Federal bankruptcy court once again has become the matchmaker between a for-profit hospital chain and a struggling not-for-profit hospital, with hospital creditors left at the altar.
Last week, Province Healthcare Co., Brentwood, Tenn., agreed to acquire 75-bed Ashland (Pa.) Regional Medical Center for $4 million only after not-for-profit Ashland rinsed off $10.7 million in debt by filing for bankruptcy.
"Typically bankruptcy is a way to accomplish a sale if there's a lot of debt which the buyer doesn't want to assume," said Ashland's attorney, Eric Brossman, a partner in Duane, Morris & Heckscher in Harrisburg, Pa., explaining one of the primary reasons for the bankruptcy filing. "It was a way for Province to buy."
Stuck in the middle of an ill-advised renovation project, buried under mounting vendor debt and lagging in lease payments for capital equipment, Ashland last year went looking for a white knight. It found a possible suitor in November 2000 when officials at Province, interested in the fast-changing Pennsylvania hospital market, first made overtures to the foundering not-for-profit hospital.
In January, Province and Ashland executed a letter of intent whereby Province would lease the hospital, assume all debt and invest about $20 million into the aging facility. But by February, the deal was off. After due diligence, Province said it was not willing to take on Ashland's debt.
On March 29, Ashland erased $10.7 million of debt by filing for reorganization under Chapter 11 in U.S. Bankruptcy Court in Harrisburg. Brossman said he expected that after filing motions to approve the transaction and establish sale procedures last week, "this will happen in short order," meaning as soon as 45 days. In total, 573 creditors with 57 claims have stepped forward, according to the bankruptcy court.
The sale, which is expected to close in the next three months, marks the convergence of several trends first reported by Modern Healthcare: not-for-profits using the bankruptcy courts to make themselves more attractive to buyers; for-profit chains strongly hinting to their not-for-profit acquisition targets to do just that; and for-profit chains finding the state of Pennsylvania fertile ground for hospital acquisitions.
If the deal goes through, it would mark Ashland's third incarnation since it was built by the state as a public hospital in 1882 to treat injured coal miners. The state divested the hospital in 1992, selling it to the Ashland community for $100,000. The not-for-profit started its new life with $1.6 million in accounts receivable and $900,000 in cash, according to bankruptcy filings.

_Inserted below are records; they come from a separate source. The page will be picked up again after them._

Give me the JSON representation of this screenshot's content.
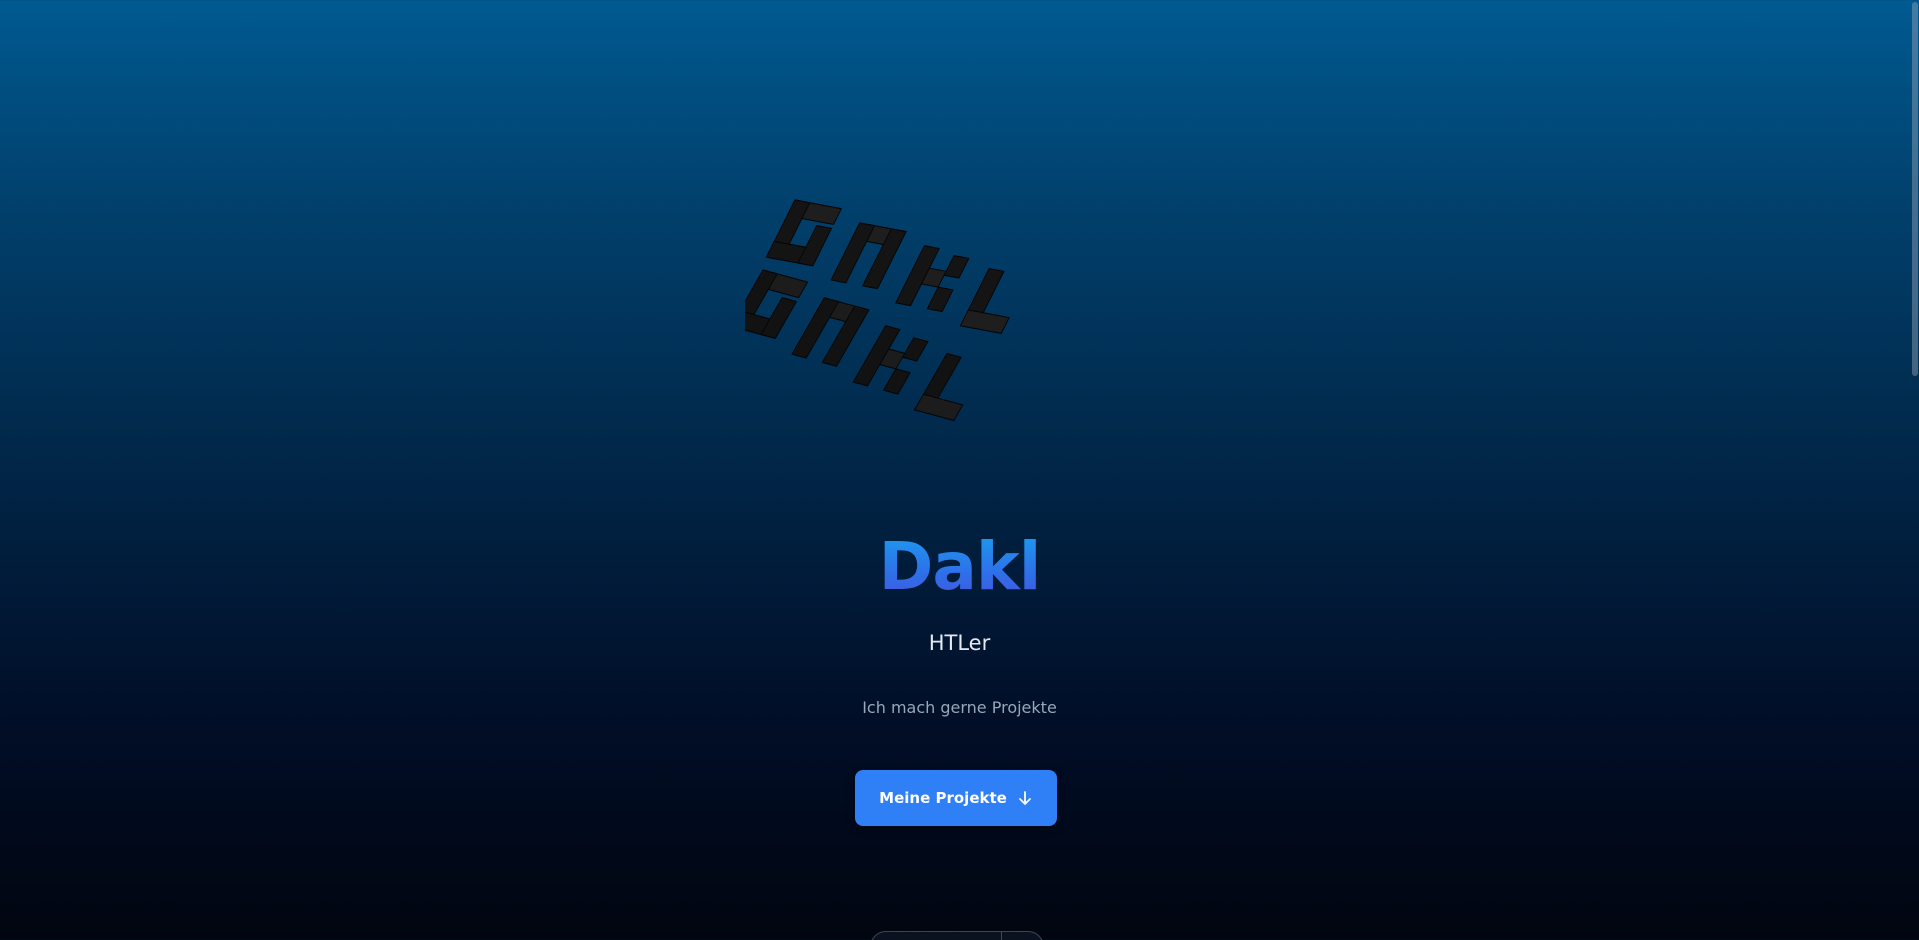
{
  "hero": {
    "logo_icon": "blocky-3d-logo-icon",
    "title": "Dakl",
    "subtitle": "HTLer",
    "tagline": "Ich mach gerne Projekte",
    "cta_label": "Meine Projekte",
    "cta_icon": "arrow-down-icon"
  },
  "colors": {
    "background_top": "#005a91",
    "background_bottom": "#01050f",
    "title_gradient_start": "#1aa0f0",
    "title_gradient_end": "#4a50e0",
    "cta_background": "#2f7ff7",
    "cta_text": "#ffffff",
    "subtitle_text": "#e3e9f2",
    "tagline_text": "#98a6b8"
  }
}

At deadline, the precise value of Ashland's assets and liabilities at the time of the bankruptcy filing was not available.
For most of the next decade, the hospital struggled to stand on its own feet under three outside management teams. It posted operating losses three of its first four years, through 1996, then operated in the black for the next three years before declining in fiscal 2000.
The hospital lost more than $600,000 on $21 million in net revenue in the fiscal year ended June 30, 2000, said Dawn Gideon, Ashland's interim chief executive officer. This year's losses are projected at more than $1 million, she said.
Gideon, a principal at Transition Management Group, Pittsburgh, was hired to manage the hospital in February, replacing Michael Callen of Commonwealth Health Associates, Philadelphia, who was fired after managing the hospital since 1995, according to bankruptcy documents. Gideon said that when she came on board, the hospital already was buckling under $8.5 million in debt.
Before Gideon put a stop to it, the hospital had withdrawn $4 million from a $6 million bank loan to spruce up the patient-care areas, she said. The hospital owed its vendors another $4.5 million, and it was in arrears on "several million" in capital leases, she said.
Gideon said she immediately implemented a turnaround plan, reducing operating expenses by $2.5 million, primarily by eliminating 30 positions from a staff of 380 workers.
"Despite those reductions, we were just suffocating," Gideon said. "The only way to keep the doors open was to look for an acquisition partner and restructure our debt."
Brossman, Ashland's attorney, said the hospital's largest creditor is Main Street Bank, although that is for a secured loan of $4 million. A variety of vendors hold unsecured claims on the remainder of the debt. Although Province is not willing to assume the debt, it has agreed to hire most hospital employees and is also committing "substantially more money" over and above the $4 million purchase price to provide working capital, Brossman said.
Brossman said Province only dictated its terms, not the bankruptcy itself. "We were able to revitalize (the discussions) by planning to file Chapter 11 and reorganize the corporate debt," Brossman said. Province officials similarly deny a quid pro quo.
"We buy underperforming hospitals, and any time a hospital in an attractive market is contemplating bankruptcy, it's a hospital we would be looking at," said Merilyn Herbert, a spokeswoman for Province.